Let’s fantasize for a moment; let’s pretend solely for the sake of argument that “this young woman got dystonia from the vaccine” is actually known to be possible (which it isn’t); let’s pretend furthermore that this particular case of dystonia has actually been confirmed to be caused by the vaccine, rather than that just being a conclusion jumped to by an ideologue. What is the probability of getting dystonia this way? (Again, purely for the sake of argument, we’re having to disregard the answer given by the Dystonia Foundation, which is “none”.)

Out of how many millions of doses of H1N1 vaccine that have been given so far, there is exactly one case of dystonia purportedly resulting from it, which means even if Kevin’s theories were correct he’s saying “Rather than let anyone take a one-in-several-millions risk of getting dystonia, I would rather sentence them to a risk hundreds, probably thousands of times greater, of dying from the flu.”

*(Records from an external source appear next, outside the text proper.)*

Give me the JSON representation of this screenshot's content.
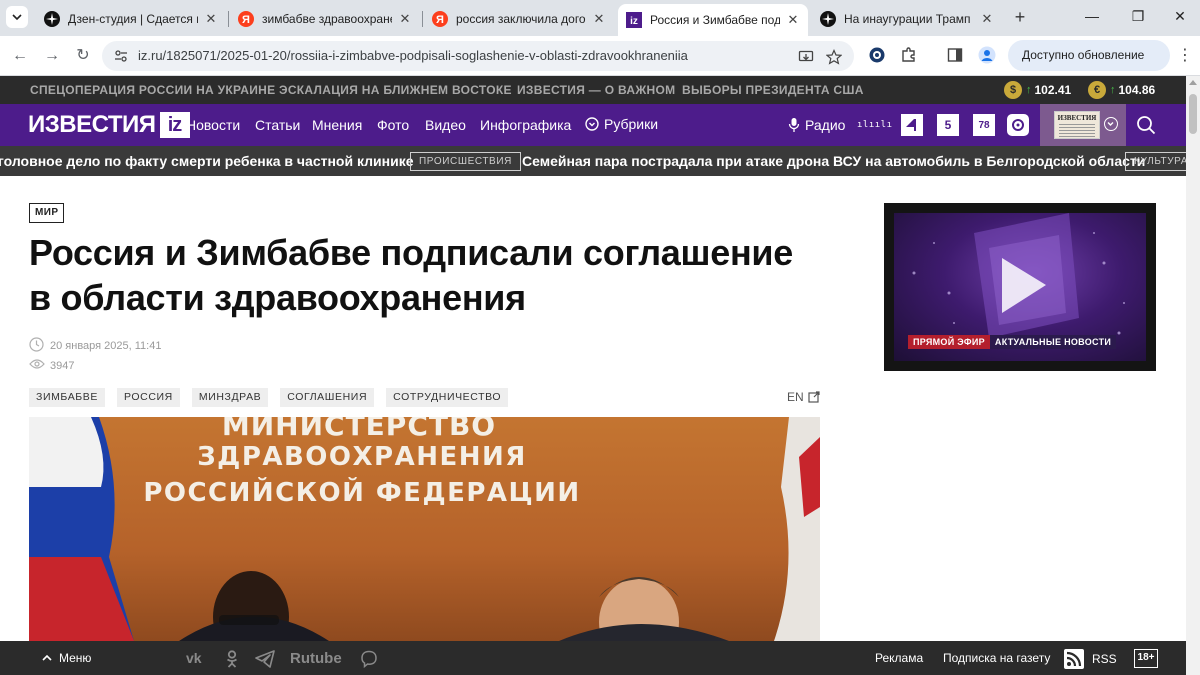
{
  "browser": {
    "tabs": [
      {
        "title": "Дзен-студия | Сдается мне...",
        "favicon": "dzen-icon",
        "active": false
      },
      {
        "title": "зимбабве здравоохранение",
        "favicon": "yandex-icon",
        "active": false
      },
      {
        "title": "россия заключила договор",
        "favicon": "yandex-icon",
        "active": false
      },
      {
        "title": "Россия и Зимбабве подписа",
        "favicon": "izvestia-icon",
        "active": true
      },
      {
        "title": "На инаугурации Трамп пре",
        "favicon": "dzen-icon",
        "active": false
      }
    ],
    "url": "iz.ru/1825071/2025-01-20/rossiia-i-zimbabve-podpisali-soglashenie-v-oblasti-zdravookhraneniia",
    "update_label": "Доступно обновление Chrome"
  },
  "site": {
    "topbar_links": [
      "СПЕЦОПЕРАЦИЯ РОССИИ НА УКРАИНЕ",
      "ЭСКАЛАЦИЯ НА БЛИЖНЕМ ВОСТОКЕ",
      "ИЗВЕСТИЯ — О ВАЖНОМ",
      "ВЫБОРЫ ПРЕЗИДЕНТА США"
    ],
    "currencies": [
      {
        "symbol": "$",
        "value": "102.41"
      },
      {
        "symbol": "€",
        "value": "104.86"
      }
    ],
    "logo_text": "ИЗВЕСТИЯ",
    "logo_badge": "iz",
    "nav": [
      "Новости",
      "Статьи",
      "Мнения",
      "Фото",
      "Видео",
      "Инфографика"
    ],
    "rubrics_label": "Рубрики",
    "radio_label": "Радио",
    "channel_badges": [
      "5",
      "78"
    ],
    "newspaper_mast": "ИЗВЕСТИЯ",
    "ticker": [
      {
        "text": "головное дело по факту смерти ребенка в частной клинике"
      },
      {
        "tag": "ПРОИСШЕСТВИЯ"
      },
      {
        "text": "Семейная пара пострадала при атаке дрона ВСУ на автомобиль в Белгородской области"
      },
      {
        "tag": "КУЛЬТУРА"
      }
    ]
  },
  "article": {
    "rubric": "МИР",
    "headline_line1": "Россия и Зимбабве подписали соглашение",
    "headline_line2": "в области здравоохранения",
    "date": "20 января 2025, 11:41",
    "views": "3947",
    "tags": [
      "ЗИМБАБВЕ",
      "РОССИЯ",
      "МИНЗДРАВ",
      "СОГЛАШЕНИЯ",
      "СОТРУДНИЧЕСТВО"
    ],
    "lang_link": "EN",
    "photo_text_lines": [
      "МИНИСТЕРСТВО",
      "ЗДРАВООХРАНЕНИЯ",
      "РОССИЙСКОЙ ФЕДЕРАЦИИ"
    ]
  },
  "video": {
    "live_label": "ПРЯМОЙ ЭФИР",
    "news_label": "АКТУАЛЬНЫЕ НОВОСТИ"
  },
  "bottom": {
    "menu_label": "Меню",
    "rutube_label": "Rutube",
    "ads_label": "Реклама",
    "subscribe_label": "Подписка на газету",
    "rss_label": "RSS",
    "age_label": "18+"
  },
  "colors": {
    "brand_purple": "#4d1c8b",
    "dark_bar": "#2b2b2b",
    "ticker_bar": "#3a3a3a",
    "live_red": "#b41f2d"
  }
}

So even with the false choice Kevin is presenting from the depths of his delusions, he is still selecting a monstrously evil choice. What kind of a sick mind does he have to have to wish death on hundreds of thousands of people just so that he doesn’t have to change his slogan of “VAXINES = ULTEMETT EVUL!!” ?

If this same reaction occured in a child that was too young to speak, what would we call it? What would it be diagnosed as? How many times has it happened in the past and how many times has the connection not been made?

I think it would be called dystonia, Kevin. It might be confused with CP. It looks nothing like autism, if that’s what you’re thinking. See this video and this one.

BTW, is the street address Kevin ostentatiously dropped at 33 an attempt of his to “out” someone? If so, I would say it’s probably time to ban him. That sort of idiocy only shows what a low, reprehensible scum he is; no one who really believed they had the facts on their side would think they had to resort to intimidation to win an argument!

On a similar topic, has this been brought up anywhere yet? I’m calling BS, at least as far as the vaccine->disease connection goes.

Comments are closed.


Subscribe now to keep reading and get access to the full archive.

Continue reading